Carla Marie Bartlett is among the approximately 3,500 plaintiffs who have sued DuPont in federal court in Ohio, saying they contracted one of six diseases linked to perfluorooctanoic acid, known as PFOA or C-8. Bartlett said she developed kidney cancer from contaminated water.
Bartlett's will be the first case to go to trial, in an early test of potential liability for the allegedly decades-long leak. A second trial will start Nov. 30.
While DuPont is the named defendant, a recent spin-off of its performance chemicals segment, Chemours Co, will cover Dupont's potential liability, according to a Chemours spokeswoman.
The lawsuits center on DuPont’s Washington Works plant in Parkersburg, West Virginia, where the company used C-8 as a processing aid to make products like Teflon non-stick cookware.
Plaintiffs say DuPont used C-8 at the plant since the 1950s and continued even after learning that it was potentially toxic and that it had been discovered in nearby drinking water supplies in Ohio and West Virginia.
DuPont spokesman Daniel Turner said in a statement that knowledge about C-8 has evolved over the past 15 years and that the company has worked with regulators, employees and nearby residents to assess and address health and safety concerns. The company said it has phased out use of C-8 in recent years.

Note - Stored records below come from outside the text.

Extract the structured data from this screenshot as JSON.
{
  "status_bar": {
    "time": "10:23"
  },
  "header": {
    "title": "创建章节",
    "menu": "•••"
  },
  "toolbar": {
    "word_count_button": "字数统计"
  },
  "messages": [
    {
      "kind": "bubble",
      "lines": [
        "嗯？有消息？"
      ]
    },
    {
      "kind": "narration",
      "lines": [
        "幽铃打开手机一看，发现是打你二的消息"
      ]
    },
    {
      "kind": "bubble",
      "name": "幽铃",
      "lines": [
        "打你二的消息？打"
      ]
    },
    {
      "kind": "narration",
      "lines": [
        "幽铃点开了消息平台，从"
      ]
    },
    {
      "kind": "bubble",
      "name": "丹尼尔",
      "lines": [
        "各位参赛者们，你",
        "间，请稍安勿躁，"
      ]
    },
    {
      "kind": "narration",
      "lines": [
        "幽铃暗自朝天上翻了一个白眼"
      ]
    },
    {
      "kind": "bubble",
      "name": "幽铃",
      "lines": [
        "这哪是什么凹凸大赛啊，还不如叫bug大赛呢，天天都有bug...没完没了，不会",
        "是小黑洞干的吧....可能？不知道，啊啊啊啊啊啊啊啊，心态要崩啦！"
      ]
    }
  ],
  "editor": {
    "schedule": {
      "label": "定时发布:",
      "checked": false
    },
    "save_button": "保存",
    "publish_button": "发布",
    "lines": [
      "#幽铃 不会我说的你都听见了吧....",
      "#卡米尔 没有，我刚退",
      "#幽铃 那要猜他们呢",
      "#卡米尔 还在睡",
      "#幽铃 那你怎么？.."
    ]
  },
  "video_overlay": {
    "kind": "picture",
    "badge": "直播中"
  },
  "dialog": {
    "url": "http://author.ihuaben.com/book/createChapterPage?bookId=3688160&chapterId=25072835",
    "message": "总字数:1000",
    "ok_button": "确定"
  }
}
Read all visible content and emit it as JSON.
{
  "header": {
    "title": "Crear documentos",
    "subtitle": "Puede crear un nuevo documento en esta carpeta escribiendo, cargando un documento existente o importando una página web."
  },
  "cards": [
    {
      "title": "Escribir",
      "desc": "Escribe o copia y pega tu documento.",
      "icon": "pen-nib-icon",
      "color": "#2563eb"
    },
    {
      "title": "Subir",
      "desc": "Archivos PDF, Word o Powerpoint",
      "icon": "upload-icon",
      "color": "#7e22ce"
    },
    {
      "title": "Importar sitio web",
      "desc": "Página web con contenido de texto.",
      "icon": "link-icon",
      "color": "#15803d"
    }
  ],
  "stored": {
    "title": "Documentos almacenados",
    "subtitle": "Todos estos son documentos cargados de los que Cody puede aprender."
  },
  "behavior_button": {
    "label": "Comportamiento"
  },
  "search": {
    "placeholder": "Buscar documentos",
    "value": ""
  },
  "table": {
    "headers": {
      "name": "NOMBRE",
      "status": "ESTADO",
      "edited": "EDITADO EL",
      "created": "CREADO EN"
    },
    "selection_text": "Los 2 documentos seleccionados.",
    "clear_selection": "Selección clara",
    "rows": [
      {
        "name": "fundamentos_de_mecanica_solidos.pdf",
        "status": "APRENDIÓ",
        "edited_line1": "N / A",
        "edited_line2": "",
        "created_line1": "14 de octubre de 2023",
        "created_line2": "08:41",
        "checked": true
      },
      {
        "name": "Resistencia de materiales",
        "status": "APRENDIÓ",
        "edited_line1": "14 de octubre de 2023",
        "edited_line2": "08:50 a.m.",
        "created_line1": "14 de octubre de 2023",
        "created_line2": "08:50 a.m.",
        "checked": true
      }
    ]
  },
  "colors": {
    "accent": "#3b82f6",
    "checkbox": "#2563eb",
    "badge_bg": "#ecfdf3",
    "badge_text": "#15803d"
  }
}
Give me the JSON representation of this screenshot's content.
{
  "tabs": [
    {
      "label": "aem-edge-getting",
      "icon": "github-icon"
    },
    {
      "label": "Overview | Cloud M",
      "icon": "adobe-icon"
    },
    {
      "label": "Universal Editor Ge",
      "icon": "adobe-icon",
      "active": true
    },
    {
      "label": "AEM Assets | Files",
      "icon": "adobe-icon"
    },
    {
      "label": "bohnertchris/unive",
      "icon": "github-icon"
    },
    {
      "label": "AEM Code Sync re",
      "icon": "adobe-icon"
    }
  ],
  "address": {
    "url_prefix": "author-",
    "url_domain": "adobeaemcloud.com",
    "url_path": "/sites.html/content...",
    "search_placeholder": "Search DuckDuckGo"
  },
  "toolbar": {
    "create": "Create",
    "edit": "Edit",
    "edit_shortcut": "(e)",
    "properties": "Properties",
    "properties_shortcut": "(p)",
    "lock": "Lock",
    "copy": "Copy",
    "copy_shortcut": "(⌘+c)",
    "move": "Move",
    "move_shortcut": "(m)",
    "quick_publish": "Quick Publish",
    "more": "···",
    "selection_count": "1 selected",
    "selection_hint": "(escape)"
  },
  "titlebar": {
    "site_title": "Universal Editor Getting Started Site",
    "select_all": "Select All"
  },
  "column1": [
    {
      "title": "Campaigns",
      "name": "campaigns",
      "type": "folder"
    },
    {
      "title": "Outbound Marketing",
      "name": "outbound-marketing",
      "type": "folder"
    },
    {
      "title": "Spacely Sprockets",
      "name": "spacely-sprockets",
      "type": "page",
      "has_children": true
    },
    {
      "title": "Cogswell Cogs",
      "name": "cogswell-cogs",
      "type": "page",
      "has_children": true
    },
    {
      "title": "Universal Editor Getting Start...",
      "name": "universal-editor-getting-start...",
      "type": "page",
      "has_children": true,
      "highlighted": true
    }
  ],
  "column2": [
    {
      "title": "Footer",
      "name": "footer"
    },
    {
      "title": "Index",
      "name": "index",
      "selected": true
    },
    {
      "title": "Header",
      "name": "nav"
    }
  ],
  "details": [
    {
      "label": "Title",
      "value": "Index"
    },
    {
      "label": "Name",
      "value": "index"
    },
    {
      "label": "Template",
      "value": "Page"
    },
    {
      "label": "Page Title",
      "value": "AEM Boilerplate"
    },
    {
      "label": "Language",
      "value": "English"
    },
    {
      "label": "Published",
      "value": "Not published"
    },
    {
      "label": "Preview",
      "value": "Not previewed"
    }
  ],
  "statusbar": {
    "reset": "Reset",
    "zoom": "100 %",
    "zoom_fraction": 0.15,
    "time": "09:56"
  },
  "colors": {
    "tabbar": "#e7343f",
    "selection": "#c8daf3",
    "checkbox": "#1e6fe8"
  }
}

In 2001, residents brought a class action against DuPont over C-8 exposure. DuPont settled in 2004, agreeing to fund medical monitoring programs and install new water treatment systems. It also agreed to convene a panel of scientists to determine whether any diseases were linked to C-8.
That panel concluded there was a probable link between C-8 and six diseases: kidney and testicular cancer, ulcerative colitis, thyroid disease, pregnancy-induced hypertension and high cholesterol.
Class members with one of those diseases then individually sued DuPont. The company agreed not to challenge whether C-8 can cause those diseases, but plaintiffs still must prove it is to blame for their individual illnesses.
DuPont said it believes Bartlett’s exposure to C-8 was insufficient to cause health problems, and that other factors, like obesity, may be to blame for her cancer.
A lawyer for Bartlett did not return requests for comment.
Reporting by Jessica Dye; Editing by Alexia Garamfalvi and Leslie Adler